Governor proposes $300M for Erie Canal improvements
Instead of chopping the State Barge Canal into different sections and perhaps closing some, Gov. Andrew Cuomo is proposing to spend on the canal for tourism, reducing flooding and improving irrigation for Niagara County farmers.
Instead of cutting back on the canal, the governor wants to spend $300 million on betterments. That is $100 million on communities along the waterway and $65 million on the continuing problems of ice jams and flooding around Schenectady.
The rest of the cash he is proposing in Wednesday's State of the State message would go to a series of issues like flooding, invasive species and ecosystem restoration. A key issue is the section of the governor's proposal that calls for Niagara County farmers to have access to canal water in dry years.
The plans for a better canal draw support from North Tonawanda State Sen. Rob Ortt, a life-long resident of the canal shore. He said tourism has become key to development along the waterway.
"That blue economy. There's a real economic driver to having the Erie Canal and it may not be the same thing that it was 100 years ago, 200 years ago, but going forward, it's no less important to those communities and to New York State as a whole as it was then," Ortt said. "It's just important in a different way and we gotta be sure to recognize that."
Ortt said he is seeing improvement as a result of the better canal.
"I was mayor of North Tonawanda for 5 years and know as well as anybody, from a local standpoint, how big the Canal is," said Ortt. "And you're right, when we were encouraging businesses and restaurants and when we were putting money into Gateway Harbor, all of that would not be possible or what would not be the same way if North Tonawanda was not on the water."
That does not mean the Republican Ortt will have a serious voice in what happens, since Democrats control the State Legislature. Ortt said many Downstaters in power do not understand the importance of the canal Upstate.
He said people have greater access to the canal than when it was industrial, citing the old Remington typewriter plant in North Tonawanda, which is now housing.

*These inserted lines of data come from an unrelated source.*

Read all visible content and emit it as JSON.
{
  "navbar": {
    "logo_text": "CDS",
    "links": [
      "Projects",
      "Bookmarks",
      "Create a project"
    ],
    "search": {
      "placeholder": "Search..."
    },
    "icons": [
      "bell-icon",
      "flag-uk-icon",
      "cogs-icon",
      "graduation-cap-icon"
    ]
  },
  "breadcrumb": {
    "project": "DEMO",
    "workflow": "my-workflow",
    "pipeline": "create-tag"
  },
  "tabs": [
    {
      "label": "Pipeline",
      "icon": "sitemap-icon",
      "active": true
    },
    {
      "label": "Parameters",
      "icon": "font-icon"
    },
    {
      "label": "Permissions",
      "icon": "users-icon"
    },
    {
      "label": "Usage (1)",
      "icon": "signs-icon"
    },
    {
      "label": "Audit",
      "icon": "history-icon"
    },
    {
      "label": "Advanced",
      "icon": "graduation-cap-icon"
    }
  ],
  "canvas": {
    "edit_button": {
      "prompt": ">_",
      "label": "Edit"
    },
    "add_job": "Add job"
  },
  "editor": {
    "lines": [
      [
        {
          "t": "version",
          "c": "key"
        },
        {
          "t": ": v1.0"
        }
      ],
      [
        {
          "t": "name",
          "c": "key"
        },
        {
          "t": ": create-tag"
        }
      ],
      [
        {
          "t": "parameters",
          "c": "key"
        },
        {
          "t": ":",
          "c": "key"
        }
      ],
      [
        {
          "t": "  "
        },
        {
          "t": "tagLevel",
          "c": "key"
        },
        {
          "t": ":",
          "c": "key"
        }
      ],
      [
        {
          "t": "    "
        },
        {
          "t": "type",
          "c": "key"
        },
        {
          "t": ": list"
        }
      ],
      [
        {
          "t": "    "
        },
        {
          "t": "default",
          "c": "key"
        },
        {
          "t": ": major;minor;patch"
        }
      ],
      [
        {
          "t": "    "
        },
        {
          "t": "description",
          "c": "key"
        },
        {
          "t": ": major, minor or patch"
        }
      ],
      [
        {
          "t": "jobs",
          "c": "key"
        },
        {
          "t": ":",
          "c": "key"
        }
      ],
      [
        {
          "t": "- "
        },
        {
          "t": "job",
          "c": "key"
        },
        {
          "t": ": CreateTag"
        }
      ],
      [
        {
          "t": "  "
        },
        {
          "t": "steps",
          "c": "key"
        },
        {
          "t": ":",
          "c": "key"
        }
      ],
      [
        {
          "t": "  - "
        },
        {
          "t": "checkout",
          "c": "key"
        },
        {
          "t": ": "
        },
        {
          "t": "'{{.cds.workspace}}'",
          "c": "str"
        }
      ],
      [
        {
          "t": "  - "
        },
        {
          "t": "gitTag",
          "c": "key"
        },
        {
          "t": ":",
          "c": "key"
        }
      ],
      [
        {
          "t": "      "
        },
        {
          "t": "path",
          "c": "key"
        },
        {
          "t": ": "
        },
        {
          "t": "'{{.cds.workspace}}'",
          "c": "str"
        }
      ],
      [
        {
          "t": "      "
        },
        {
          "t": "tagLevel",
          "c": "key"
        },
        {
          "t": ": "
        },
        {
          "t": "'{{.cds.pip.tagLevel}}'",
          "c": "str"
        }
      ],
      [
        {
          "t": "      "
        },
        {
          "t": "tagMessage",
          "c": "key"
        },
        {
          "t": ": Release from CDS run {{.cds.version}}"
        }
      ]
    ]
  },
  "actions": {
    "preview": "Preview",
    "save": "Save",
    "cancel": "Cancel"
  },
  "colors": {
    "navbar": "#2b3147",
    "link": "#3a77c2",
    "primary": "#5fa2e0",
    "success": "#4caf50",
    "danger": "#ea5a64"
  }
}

"There's the canal. They sit on the patio of the restaurant in the summer time and it's mobbed because they want to sit and eat dinner on the canal. It's just very different when you talk about access and who's on the canal, it's anybody. It's everybody, now, whereas years ago, it seemed like a lot of businesses had canal access," Ortt said.